Interestingly, there are some traditional cultures, where the person with a chronic condition (especially if they are mid life or older and female) is not expected to do anything or really function. They are put into the ‘invalid’ category and have trouble being allowed to do things that would be more functional.
Based on the well-sick-invalid framework, you are allowed to be sick or limited for a while. After some months, people will be expecting you to be back to ‘normal’ – that is, a healthy, fully productive state. If you are not, but you look ok on the outside, there may be misunderstandings, rejection. Some people judge you as lazy, exaggerating, or accuse you of faking to get insurance benefits or attention. Or they expect too much of you, overestimating your current ability. Dealing with people’s misunderstanding and judgment, suspicions, and assumptions is painful. Having to justify your lack of productivity is an extra stress on top of having the actual condition.
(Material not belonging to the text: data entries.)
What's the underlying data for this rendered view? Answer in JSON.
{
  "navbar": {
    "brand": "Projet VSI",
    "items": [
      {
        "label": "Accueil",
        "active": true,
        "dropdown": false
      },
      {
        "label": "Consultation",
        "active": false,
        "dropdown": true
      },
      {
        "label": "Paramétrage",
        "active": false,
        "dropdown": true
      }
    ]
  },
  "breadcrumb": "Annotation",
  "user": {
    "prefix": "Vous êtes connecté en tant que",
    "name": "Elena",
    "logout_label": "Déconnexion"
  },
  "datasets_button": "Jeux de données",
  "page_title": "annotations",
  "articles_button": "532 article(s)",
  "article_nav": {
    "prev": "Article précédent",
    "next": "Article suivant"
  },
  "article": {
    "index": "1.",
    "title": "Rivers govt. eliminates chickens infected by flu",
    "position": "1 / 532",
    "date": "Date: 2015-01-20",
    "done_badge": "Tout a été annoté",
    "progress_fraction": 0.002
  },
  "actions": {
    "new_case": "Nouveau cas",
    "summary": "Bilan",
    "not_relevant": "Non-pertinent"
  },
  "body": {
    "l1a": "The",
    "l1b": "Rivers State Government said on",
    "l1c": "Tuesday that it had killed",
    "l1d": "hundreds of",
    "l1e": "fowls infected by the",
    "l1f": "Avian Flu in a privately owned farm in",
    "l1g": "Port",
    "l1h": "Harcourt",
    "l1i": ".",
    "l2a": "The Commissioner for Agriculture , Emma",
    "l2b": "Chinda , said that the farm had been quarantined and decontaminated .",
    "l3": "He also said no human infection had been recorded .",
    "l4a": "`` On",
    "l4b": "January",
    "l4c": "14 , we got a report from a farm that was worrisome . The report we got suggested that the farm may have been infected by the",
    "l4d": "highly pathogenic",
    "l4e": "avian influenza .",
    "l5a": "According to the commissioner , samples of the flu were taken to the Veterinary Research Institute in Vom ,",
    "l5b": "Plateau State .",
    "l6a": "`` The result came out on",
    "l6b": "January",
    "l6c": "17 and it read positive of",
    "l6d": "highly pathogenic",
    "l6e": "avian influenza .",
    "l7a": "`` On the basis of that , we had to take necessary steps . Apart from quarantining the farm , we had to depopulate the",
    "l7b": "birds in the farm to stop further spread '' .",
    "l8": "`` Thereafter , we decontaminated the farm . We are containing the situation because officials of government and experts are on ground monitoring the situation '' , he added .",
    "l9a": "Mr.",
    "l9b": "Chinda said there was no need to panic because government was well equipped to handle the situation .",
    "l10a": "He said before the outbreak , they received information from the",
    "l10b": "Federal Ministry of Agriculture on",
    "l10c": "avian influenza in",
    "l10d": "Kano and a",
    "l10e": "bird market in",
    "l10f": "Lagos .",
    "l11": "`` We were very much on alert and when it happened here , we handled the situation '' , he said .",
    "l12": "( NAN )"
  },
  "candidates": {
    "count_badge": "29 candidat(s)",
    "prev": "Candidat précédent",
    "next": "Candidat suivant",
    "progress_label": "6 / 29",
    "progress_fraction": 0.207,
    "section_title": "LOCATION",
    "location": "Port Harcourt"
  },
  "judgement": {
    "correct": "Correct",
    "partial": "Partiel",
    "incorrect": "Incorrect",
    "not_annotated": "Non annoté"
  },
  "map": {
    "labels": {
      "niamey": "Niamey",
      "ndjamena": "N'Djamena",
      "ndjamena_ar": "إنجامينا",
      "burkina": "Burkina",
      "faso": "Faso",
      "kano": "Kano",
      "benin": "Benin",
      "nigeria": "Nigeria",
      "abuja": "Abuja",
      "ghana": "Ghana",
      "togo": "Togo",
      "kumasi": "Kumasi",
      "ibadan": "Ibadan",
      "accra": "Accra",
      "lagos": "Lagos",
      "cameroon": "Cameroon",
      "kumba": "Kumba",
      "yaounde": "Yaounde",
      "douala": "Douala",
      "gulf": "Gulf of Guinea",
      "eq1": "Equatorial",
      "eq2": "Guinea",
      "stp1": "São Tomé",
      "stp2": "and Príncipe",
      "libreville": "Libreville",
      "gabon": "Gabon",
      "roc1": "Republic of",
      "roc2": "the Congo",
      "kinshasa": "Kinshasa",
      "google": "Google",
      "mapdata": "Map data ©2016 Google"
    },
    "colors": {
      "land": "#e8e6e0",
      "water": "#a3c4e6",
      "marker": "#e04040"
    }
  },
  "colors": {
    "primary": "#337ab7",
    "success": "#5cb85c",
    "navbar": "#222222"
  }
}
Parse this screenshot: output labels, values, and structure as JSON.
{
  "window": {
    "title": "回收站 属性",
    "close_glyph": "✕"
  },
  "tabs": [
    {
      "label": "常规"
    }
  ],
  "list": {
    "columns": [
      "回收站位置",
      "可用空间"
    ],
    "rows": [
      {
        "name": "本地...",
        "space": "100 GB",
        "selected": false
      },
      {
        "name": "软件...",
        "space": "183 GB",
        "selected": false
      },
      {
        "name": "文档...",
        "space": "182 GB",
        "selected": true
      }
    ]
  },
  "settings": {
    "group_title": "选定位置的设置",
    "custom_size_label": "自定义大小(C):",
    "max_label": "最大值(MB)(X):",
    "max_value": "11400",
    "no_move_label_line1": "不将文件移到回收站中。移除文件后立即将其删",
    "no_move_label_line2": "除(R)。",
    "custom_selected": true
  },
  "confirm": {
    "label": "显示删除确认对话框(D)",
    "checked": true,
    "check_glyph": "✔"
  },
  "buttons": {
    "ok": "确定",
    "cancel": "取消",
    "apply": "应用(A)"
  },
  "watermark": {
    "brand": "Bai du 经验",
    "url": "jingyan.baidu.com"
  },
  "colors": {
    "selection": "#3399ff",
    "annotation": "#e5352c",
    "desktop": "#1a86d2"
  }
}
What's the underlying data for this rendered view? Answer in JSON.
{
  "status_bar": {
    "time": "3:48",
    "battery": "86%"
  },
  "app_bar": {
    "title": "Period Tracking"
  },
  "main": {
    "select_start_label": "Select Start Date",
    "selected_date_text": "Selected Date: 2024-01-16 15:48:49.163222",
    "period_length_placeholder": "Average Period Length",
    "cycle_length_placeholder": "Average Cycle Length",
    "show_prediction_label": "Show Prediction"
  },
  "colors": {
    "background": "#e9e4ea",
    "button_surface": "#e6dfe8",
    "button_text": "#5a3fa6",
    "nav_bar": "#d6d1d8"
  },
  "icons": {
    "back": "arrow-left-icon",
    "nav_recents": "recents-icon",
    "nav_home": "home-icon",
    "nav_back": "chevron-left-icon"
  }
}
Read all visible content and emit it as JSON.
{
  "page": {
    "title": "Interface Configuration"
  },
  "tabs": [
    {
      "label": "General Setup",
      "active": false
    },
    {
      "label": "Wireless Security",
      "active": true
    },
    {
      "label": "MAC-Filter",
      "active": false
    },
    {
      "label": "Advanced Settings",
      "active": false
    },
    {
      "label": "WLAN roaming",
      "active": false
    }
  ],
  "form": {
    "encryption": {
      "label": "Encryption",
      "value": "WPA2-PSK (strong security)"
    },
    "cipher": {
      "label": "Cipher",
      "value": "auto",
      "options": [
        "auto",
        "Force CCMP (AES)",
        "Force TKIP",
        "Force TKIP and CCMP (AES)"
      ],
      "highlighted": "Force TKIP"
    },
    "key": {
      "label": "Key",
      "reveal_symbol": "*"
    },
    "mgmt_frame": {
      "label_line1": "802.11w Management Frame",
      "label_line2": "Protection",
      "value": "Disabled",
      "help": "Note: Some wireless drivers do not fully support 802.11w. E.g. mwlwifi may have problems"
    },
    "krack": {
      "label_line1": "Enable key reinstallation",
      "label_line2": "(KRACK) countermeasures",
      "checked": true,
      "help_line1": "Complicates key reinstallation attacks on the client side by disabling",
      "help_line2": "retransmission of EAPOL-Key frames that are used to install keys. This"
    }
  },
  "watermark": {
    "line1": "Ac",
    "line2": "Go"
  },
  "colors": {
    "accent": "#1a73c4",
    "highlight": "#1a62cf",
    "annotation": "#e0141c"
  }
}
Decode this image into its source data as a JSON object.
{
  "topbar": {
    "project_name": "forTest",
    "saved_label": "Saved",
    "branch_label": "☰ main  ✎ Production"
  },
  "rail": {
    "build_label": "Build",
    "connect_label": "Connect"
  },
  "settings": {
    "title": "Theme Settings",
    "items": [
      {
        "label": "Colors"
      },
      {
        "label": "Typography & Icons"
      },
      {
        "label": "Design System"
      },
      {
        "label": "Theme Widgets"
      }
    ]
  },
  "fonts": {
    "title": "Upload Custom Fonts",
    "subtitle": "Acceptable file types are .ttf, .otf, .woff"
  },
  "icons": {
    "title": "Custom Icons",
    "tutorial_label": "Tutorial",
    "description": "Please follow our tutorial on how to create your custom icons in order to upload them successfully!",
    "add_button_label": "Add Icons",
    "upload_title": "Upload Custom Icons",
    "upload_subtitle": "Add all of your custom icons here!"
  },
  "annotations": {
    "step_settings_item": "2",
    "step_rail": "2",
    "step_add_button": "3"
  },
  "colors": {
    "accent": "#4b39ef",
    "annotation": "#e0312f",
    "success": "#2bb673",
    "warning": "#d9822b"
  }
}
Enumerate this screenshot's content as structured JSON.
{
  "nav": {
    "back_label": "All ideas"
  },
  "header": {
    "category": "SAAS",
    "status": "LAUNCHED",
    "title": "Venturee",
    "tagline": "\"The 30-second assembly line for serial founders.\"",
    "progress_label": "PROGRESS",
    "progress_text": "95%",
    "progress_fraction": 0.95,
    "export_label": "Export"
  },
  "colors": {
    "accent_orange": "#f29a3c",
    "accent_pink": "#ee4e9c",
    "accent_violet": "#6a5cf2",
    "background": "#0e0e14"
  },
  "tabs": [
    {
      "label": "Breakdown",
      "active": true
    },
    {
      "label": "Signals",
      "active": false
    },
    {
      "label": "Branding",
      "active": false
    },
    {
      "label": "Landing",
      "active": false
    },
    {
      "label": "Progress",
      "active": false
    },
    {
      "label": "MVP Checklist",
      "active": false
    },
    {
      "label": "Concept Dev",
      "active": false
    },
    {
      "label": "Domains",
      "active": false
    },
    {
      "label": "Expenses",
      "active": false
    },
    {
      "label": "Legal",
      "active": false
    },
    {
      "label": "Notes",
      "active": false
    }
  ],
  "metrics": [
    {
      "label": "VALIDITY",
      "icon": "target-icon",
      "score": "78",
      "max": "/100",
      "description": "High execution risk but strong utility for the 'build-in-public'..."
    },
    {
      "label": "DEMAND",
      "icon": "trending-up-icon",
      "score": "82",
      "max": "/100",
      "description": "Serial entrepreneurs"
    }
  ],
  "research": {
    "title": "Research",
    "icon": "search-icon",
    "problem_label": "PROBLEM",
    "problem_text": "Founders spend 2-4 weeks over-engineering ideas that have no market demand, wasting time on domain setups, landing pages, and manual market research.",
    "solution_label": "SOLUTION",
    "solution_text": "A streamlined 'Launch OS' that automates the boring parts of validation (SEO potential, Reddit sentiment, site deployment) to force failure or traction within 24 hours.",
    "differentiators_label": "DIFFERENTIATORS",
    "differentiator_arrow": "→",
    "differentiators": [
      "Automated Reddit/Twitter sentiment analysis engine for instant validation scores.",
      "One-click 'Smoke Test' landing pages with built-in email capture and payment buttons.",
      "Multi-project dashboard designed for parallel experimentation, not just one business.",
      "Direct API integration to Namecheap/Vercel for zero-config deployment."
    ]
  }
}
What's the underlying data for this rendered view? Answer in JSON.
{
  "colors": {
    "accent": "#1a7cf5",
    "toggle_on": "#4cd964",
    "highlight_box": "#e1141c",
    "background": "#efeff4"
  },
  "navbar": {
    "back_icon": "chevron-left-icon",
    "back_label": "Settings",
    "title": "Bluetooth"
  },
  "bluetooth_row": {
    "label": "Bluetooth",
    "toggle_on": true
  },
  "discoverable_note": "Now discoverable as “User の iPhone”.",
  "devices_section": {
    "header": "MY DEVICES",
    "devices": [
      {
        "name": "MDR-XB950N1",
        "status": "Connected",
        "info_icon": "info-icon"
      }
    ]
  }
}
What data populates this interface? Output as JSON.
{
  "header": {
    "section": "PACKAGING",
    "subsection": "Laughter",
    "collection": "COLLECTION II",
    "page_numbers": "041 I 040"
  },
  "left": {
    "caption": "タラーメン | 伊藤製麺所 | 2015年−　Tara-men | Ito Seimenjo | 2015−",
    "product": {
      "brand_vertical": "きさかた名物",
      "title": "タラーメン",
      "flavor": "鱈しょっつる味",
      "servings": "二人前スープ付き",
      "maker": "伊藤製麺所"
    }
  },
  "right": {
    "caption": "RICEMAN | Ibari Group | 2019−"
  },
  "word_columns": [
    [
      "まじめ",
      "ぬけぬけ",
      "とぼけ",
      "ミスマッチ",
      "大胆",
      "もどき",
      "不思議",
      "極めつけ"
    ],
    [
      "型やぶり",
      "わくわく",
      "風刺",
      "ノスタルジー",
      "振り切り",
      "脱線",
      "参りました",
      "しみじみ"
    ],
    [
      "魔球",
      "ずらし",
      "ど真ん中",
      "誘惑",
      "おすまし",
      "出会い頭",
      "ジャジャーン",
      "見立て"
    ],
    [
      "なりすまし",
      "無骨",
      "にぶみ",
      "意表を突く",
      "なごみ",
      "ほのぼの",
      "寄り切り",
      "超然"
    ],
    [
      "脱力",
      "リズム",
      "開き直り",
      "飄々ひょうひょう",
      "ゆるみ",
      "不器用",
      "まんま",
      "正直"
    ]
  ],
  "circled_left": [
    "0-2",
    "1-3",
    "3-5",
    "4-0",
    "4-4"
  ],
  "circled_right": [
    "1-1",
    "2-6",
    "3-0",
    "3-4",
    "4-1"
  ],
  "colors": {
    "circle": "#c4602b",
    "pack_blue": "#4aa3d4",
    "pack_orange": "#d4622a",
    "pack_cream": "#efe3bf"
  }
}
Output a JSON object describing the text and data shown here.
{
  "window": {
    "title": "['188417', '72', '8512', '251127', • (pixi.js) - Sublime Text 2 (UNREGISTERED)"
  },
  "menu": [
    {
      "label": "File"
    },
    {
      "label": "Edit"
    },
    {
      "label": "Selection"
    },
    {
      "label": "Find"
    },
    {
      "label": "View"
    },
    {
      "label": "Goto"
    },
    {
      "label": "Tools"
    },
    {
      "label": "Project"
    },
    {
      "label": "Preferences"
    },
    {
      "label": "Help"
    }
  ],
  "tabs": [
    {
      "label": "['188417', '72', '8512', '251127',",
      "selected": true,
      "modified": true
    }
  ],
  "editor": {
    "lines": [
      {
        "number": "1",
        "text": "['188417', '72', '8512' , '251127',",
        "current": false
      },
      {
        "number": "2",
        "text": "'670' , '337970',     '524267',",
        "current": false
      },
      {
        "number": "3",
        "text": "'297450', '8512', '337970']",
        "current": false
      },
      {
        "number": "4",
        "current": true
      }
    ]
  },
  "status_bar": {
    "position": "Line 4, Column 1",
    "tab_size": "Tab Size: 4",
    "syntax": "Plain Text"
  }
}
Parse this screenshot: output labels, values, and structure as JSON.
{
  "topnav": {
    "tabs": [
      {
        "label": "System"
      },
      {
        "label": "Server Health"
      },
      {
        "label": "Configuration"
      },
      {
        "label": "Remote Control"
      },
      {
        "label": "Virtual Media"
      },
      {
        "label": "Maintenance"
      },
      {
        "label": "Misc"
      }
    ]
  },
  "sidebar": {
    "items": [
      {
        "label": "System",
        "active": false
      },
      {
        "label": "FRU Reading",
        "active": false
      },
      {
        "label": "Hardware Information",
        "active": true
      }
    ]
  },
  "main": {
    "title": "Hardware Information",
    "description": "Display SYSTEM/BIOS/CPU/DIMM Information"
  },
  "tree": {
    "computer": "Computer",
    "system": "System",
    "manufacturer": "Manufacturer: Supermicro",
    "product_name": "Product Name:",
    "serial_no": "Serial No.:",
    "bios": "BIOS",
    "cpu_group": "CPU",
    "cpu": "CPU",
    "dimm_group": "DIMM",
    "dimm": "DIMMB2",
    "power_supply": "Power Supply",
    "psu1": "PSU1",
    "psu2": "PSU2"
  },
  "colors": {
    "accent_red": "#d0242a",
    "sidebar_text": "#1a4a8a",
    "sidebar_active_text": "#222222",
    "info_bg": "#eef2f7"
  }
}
“I am really tired. Tired in the physical sense and so tired of defending the fact that I am still sick. There are so many things that make having CFIDS so awful…the pain, the fatigue, and, yes, the attitude. The attitude of doctors, the media, and even fellow patients has made the struggle even worse.
I got sick in 1987 and have never been able to return to work since. And unfortunately, I am worse. I have read so often how CFIDS patients are supposed to get better improve over time. I don’t mean to disappoint physicians and researchers, but I don’t think as many people fully recover as the uplifting newspaper articles and distorted statistics indicate.
I am not writing this to depress people. I feel guilty, as if I am not trying hard enough to get well. Every time I read about someone who just got better, I thing, “Why didn’t that happen to me?” Then I wait a year or so and call the so-called recovered person. And guess what? Their recovery was short-lived.
I think that somewhere in all the hope, the patients’ suffering has been forgotten. It must not be forgotten that many people are truly disabled and that many lives have been destroyed. Until the public image of the disease changes, then why should Congress allocate additional funding, and why should Social Security grant disability benefits for an illness the public believes will just go away by itself? “